Arnold S2
The pilots are test fitted in the next photo.
Arnold S2
This close-up of one of the pilots shows the hole I drilled in it to take the small screw that comes with the coupler. There is an indent in the casting that is probably a good match for the N-scale coupler. For the Z-scale coupler I had to drill the hole right on the front edge of the indent. I pre-drilled the hole with a #73 drill bit and then a #67 drill bit. I used the tap that comes with the MT coupler conversion starter kit.
Arnold S2
The pilots are cast for the MT-1015 coupler. The Z-scale coupler is wider (and longer). I needed to file down the flanges, or lips, on the inside of the pilot coupler cavity. The photo below shows the coupler before this filing.
Arnold S2
And here is the coupler installed with the screw.
Arnold S2
The problem with the Z-scale coupler is that it is too long, as can be seen here in the photo. The Sunrise pilots just barely clear the trucks as it is, so the coupler is definitely a problem.
Arnold S2
The radical solution? I simply cut off the rear end of the coupler. I was afraid that the coupler would fall apart, but it didn't.
Arnold S2
Here is the extremely close tolerance. Again, I was worried, but when I took the engine to my track, it ran just fine through a #6 turnout.
Arnold S2
Although the photo above shows the truck already in place, there was some work to be done to the trucks. The older coupler box needs to be cut off. This photo shows what needs to be cut off from the gear box cover.
Arnold S2
And this photo shows what needs to be cut off from the truck frame itself.
Arnold S2
The pilots have been installed and glued to the metal walkway using 5-minute epoxy.
Arnold S2
Here you can see the close-coupling that Z-scale couplers provide. The couplers installed using the Sunrise pilots puts the couplers at just the right height (note that the engine's cab has not yet been installed in this photo; I was doing a quick check).
Arnold S2
Here's a shot of the front pilot.
Arnold S2

Lower the Flanges
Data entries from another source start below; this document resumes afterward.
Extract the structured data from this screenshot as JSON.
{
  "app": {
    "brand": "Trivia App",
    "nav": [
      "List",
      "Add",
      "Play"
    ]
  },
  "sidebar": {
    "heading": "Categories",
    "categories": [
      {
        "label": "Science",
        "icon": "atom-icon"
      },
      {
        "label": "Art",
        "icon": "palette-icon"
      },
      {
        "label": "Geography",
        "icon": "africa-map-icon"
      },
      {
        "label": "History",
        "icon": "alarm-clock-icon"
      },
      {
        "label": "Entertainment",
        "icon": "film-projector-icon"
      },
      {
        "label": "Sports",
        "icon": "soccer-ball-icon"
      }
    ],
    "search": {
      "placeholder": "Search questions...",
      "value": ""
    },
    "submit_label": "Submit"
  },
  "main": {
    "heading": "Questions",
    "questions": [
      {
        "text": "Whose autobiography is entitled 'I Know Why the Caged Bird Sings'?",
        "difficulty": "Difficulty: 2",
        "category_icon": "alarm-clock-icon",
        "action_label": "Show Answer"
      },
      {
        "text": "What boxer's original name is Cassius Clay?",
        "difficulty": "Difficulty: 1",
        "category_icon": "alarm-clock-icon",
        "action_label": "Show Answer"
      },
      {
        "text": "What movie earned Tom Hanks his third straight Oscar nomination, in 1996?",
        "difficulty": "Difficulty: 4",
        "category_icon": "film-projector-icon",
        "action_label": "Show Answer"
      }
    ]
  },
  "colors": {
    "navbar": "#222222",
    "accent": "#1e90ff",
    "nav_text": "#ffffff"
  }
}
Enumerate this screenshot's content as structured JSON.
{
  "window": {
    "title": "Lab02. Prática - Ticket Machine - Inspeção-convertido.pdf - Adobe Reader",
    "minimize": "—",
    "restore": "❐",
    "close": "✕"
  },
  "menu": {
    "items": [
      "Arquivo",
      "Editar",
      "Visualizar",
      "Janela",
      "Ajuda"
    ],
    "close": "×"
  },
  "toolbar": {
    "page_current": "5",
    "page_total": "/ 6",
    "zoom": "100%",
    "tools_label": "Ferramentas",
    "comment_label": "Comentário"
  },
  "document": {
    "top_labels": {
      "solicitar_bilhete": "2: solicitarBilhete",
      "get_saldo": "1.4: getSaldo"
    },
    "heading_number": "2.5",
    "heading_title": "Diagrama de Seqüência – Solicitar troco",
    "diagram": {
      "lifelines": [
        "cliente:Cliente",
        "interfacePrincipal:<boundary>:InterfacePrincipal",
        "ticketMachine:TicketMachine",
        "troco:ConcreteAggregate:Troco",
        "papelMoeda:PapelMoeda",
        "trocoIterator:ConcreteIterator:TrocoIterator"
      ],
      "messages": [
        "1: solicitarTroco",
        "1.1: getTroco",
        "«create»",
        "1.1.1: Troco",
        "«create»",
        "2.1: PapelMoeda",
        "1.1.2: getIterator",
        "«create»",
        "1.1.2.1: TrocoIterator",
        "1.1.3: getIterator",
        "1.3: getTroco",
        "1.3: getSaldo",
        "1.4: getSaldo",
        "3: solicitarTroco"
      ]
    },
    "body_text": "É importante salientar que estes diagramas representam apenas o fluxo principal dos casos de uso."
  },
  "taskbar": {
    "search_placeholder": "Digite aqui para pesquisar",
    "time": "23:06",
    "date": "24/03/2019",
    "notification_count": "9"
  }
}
The flanges on the Arnold S2 are huge. Period. They will work on code 70 and taller track, but for code 55 and, especially, code 40 the flanges need to be lowered. There are companies or individuals who will do that kind of work for you. Another option is to purchase new wheel sets from NWSL (#2680-6 for $19.95). The third option is to turn the flanges down yourself. This is the option I chose. This was my first time doing this. It wasn't all that difficult. The results were excellent. See above on how to disassemble the engine. I placed one wheel of the axle in the chuck of a cordless drill and held the other against a fine file. Not pressing down too hard, and being patient, eventually the flange was lowered to the desired depth. I checked it regularly against one of the Micro-Trains low-profile wheel set.
Arnold S2
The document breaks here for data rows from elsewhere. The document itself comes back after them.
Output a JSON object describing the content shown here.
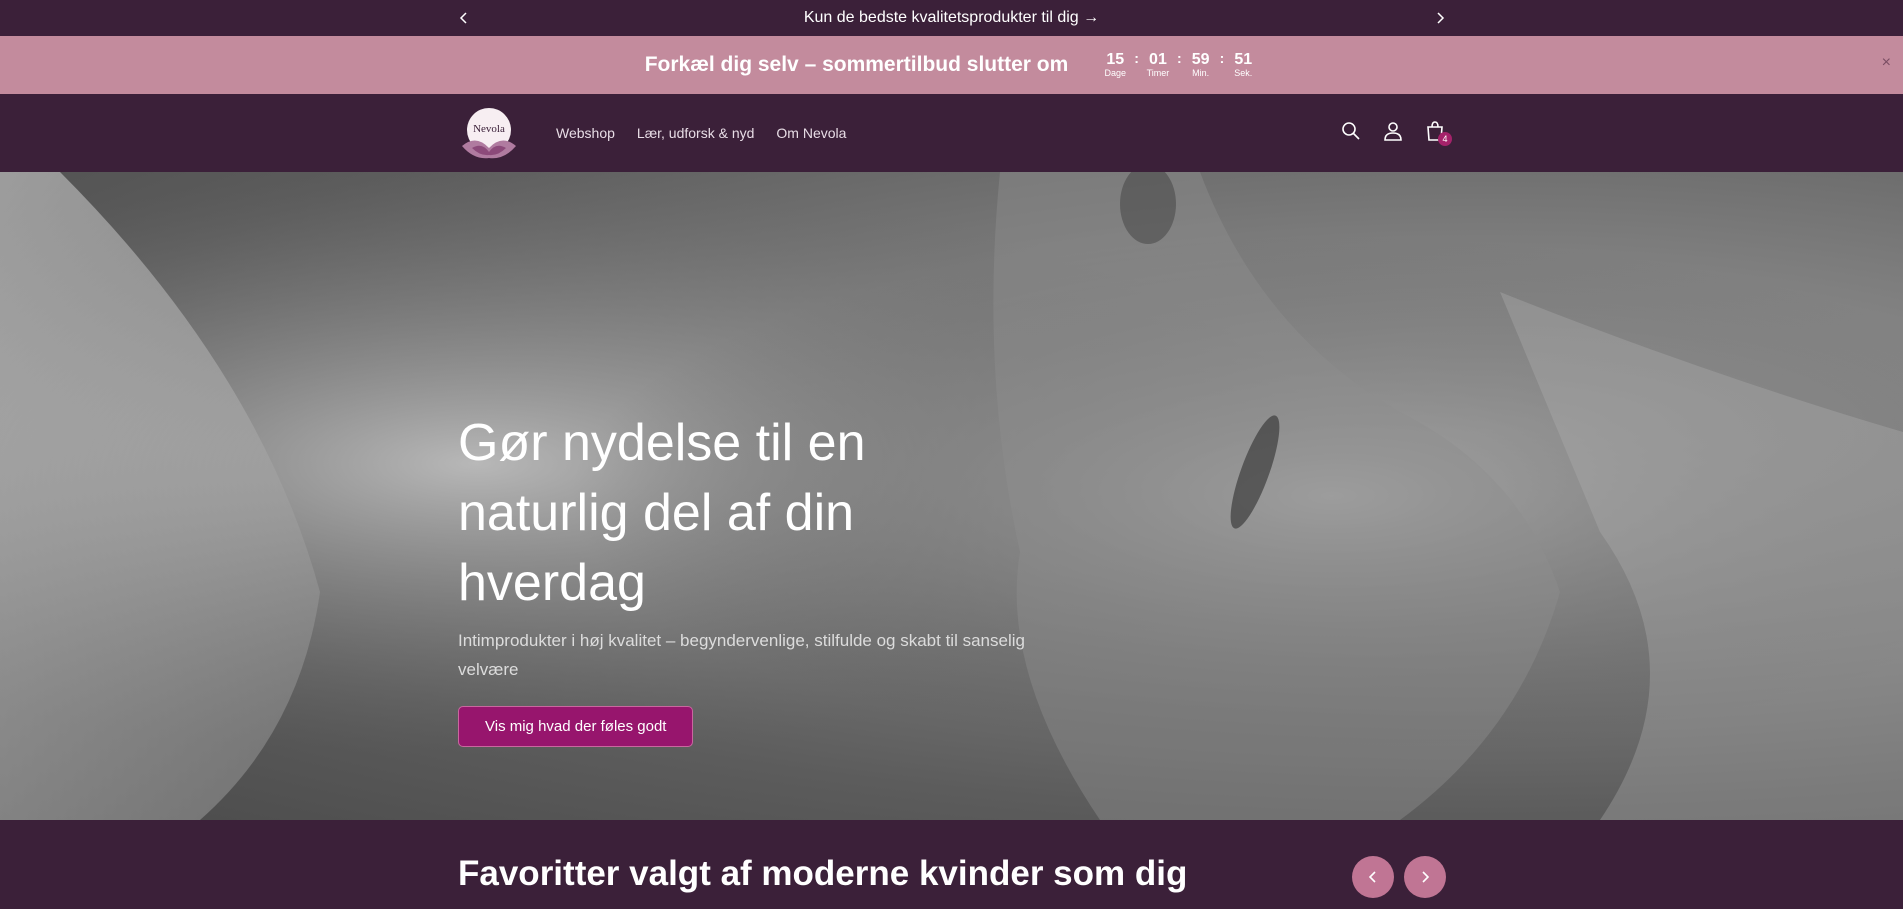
{
  "announcement": {
    "text": "Kun de bedste kvalitetsprodukter til dig →"
  },
  "countdown": {
    "title": "Forkæl dig selv – sommertilbud slutter om",
    "units": [
      {
        "value": "15",
        "label": "Dage"
      },
      {
        "value": "01",
        "label": "Timer"
      },
      {
        "value": "59",
        "label": "Min."
      },
      {
        "value": "51",
        "label": "Sek."
      }
    ],
    "separator": ":",
    "close": "×"
  },
  "header": {
    "logo_text": "Nevola",
    "nav": [
      "Webshop",
      "Lær, udforsk & nyd",
      "Om Nevola"
    ],
    "cart_count": "4"
  },
  "hero": {
    "title": "Gør nydelse til en naturlig del af din hverdag",
    "subtitle": "Intimprodukter i høj kvalitet – begyndervenlige, stilfulde og skabt til sanselig velvære",
    "cta": "Vis mig hvad der føles godt"
  },
  "favorites": {
    "title": "Favoritter valgt af moderne kvinder som dig"
  },
  "colors": {
    "brand_dark": "#3b2039",
    "banner_pink": "#c38b9d",
    "cta_magenta": "#97156d",
    "carousel_pink": "#c07594"
  },
  "icons": [
    "chevron-left-icon",
    "chevron-right-icon",
    "close-icon",
    "search-icon",
    "account-icon",
    "cart-icon"
  ]
}
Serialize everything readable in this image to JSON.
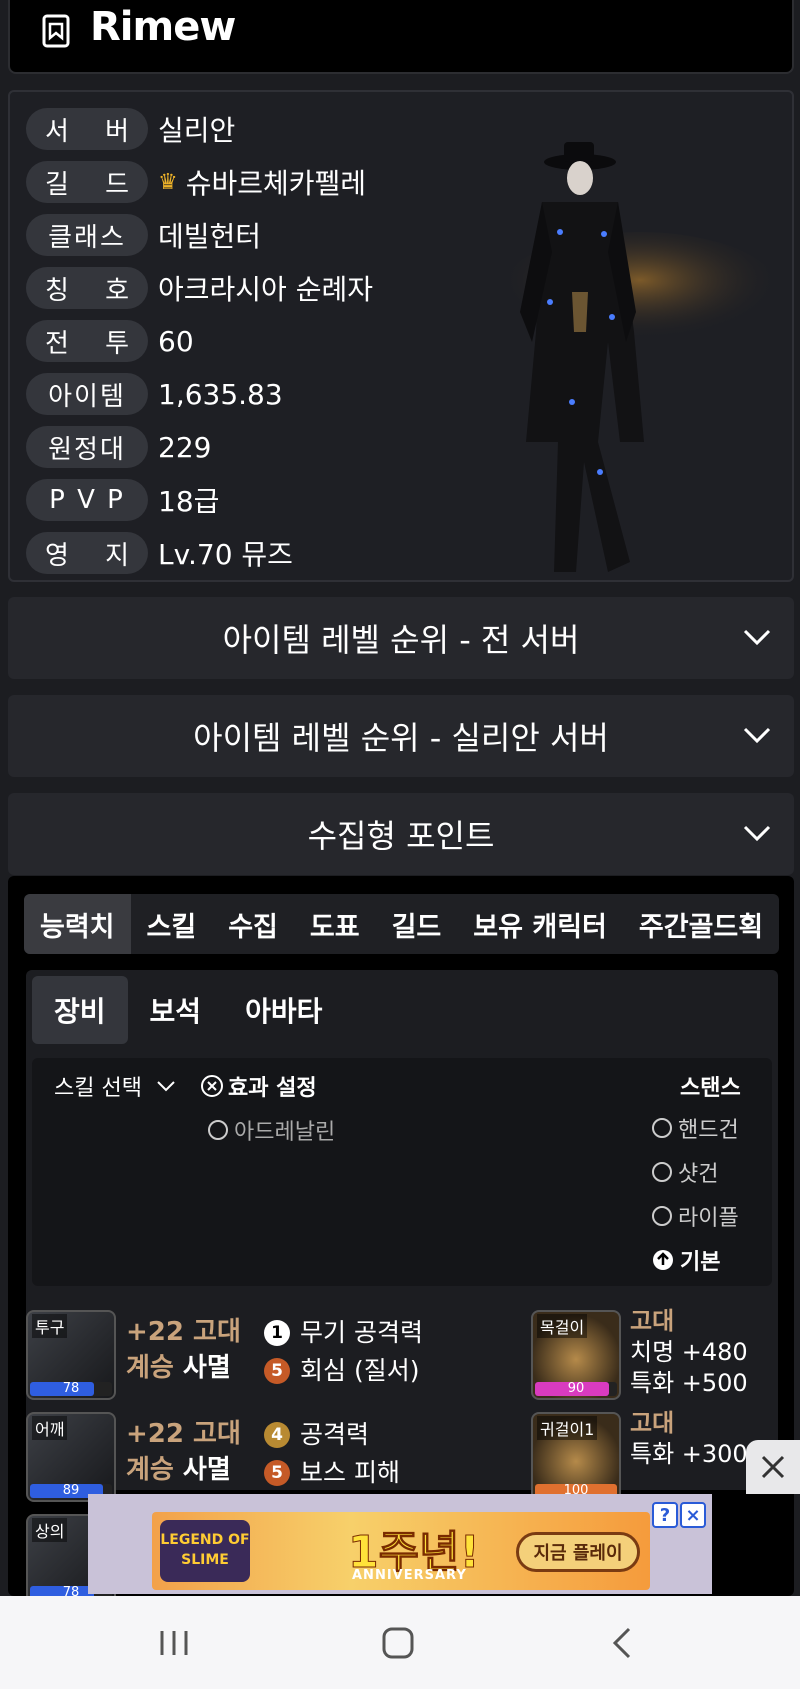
{
  "header": {
    "title": "Rimew",
    "logo_icon": "bookmark-icon"
  },
  "profile": {
    "rows": [
      {
        "label": "서 버",
        "value": "실리안"
      },
      {
        "label": "길 드",
        "value": "슈바르체카펠레",
        "icon": "crown-icon"
      },
      {
        "label": "클래스",
        "value": "데빌헌터"
      },
      {
        "label": "칭 호",
        "value": "아크라시아 순례자"
      },
      {
        "label": "전 투",
        "value": "60"
      },
      {
        "label": "아이템",
        "value": "1,635.83"
      },
      {
        "label": "원정대",
        "value": "229"
      },
      {
        "label": "P V P",
        "value": "18급"
      },
      {
        "label": "영 지",
        "value": "Lv.70 뮤즈"
      }
    ]
  },
  "sections": [
    {
      "title": "아이템 레벨 순위 - 전 서버"
    },
    {
      "title": "아이템 레벨 순위 - 실리안 서버"
    },
    {
      "title": "수집형 포인트"
    }
  ],
  "tabs": [
    "능력치",
    "스킬",
    "수집",
    "도표",
    "길드",
    "보유 캐릭터",
    "주간골드획"
  ],
  "subtabs": [
    "장비",
    "보석",
    "아바타"
  ],
  "options": {
    "skill_select": "스킬 선택",
    "effect_setting": "효과 설정",
    "adrenaline": "아드레날린",
    "stance_title": "스탠스",
    "stances": [
      "핸드건",
      "샷건",
      "라이플",
      "기본"
    ]
  },
  "equipment": [
    {
      "slot": "투구",
      "level": "78",
      "bar_color": "#2f5ee0",
      "fill": 0.78,
      "grade": "+22 고대",
      "set_prefix": "계승",
      "set_name": "사멸",
      "effects": [
        {
          "num": "1",
          "style": "white",
          "text": "무기 공격력"
        },
        {
          "num": "5",
          "style": "orange",
          "text": "회심 (질서)"
        }
      ],
      "acc": {
        "slot": "목걸이",
        "value": "90",
        "bar_color": "#d93bbf",
        "fill": 0.9,
        "grade": "고대",
        "lines": [
          "치명 +480",
          "특화 +500"
        ]
      }
    },
    {
      "slot": "어깨",
      "level": "89",
      "bar_color": "#2f5ee0",
      "fill": 0.89,
      "grade": "+22 고대",
      "set_prefix": "계승",
      "set_name": "사멸",
      "effects": [
        {
          "num": "4",
          "style": "gold",
          "text": "공격력"
        },
        {
          "num": "5",
          "style": "orange",
          "text": "보스 피해"
        }
      ],
      "acc": {
        "slot": "귀걸이1",
        "value": "100",
        "bar_color": "#e0702f",
        "fill": 1.0,
        "grade": "고대",
        "lines": [
          "특화 +300"
        ]
      }
    },
    {
      "slot": "상의",
      "level": "78",
      "bar_color": "#2f5ee0",
      "fill": 0.78
    }
  ],
  "ad": {
    "logo": "LEGEND OF SLIME",
    "headline": "1주년!",
    "subline": "ANNIVERSARY",
    "cta": "지금 플레이",
    "info_icon": "?",
    "close_icon": "×"
  },
  "navbar": {
    "recent_icon": "recent-apps-icon",
    "home_icon": "home-icon",
    "back_icon": "back-icon"
  }
}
The close-up photo below shows the before, unmodified wheel on the right, and the turned-down flanges on the left.
Arnold S2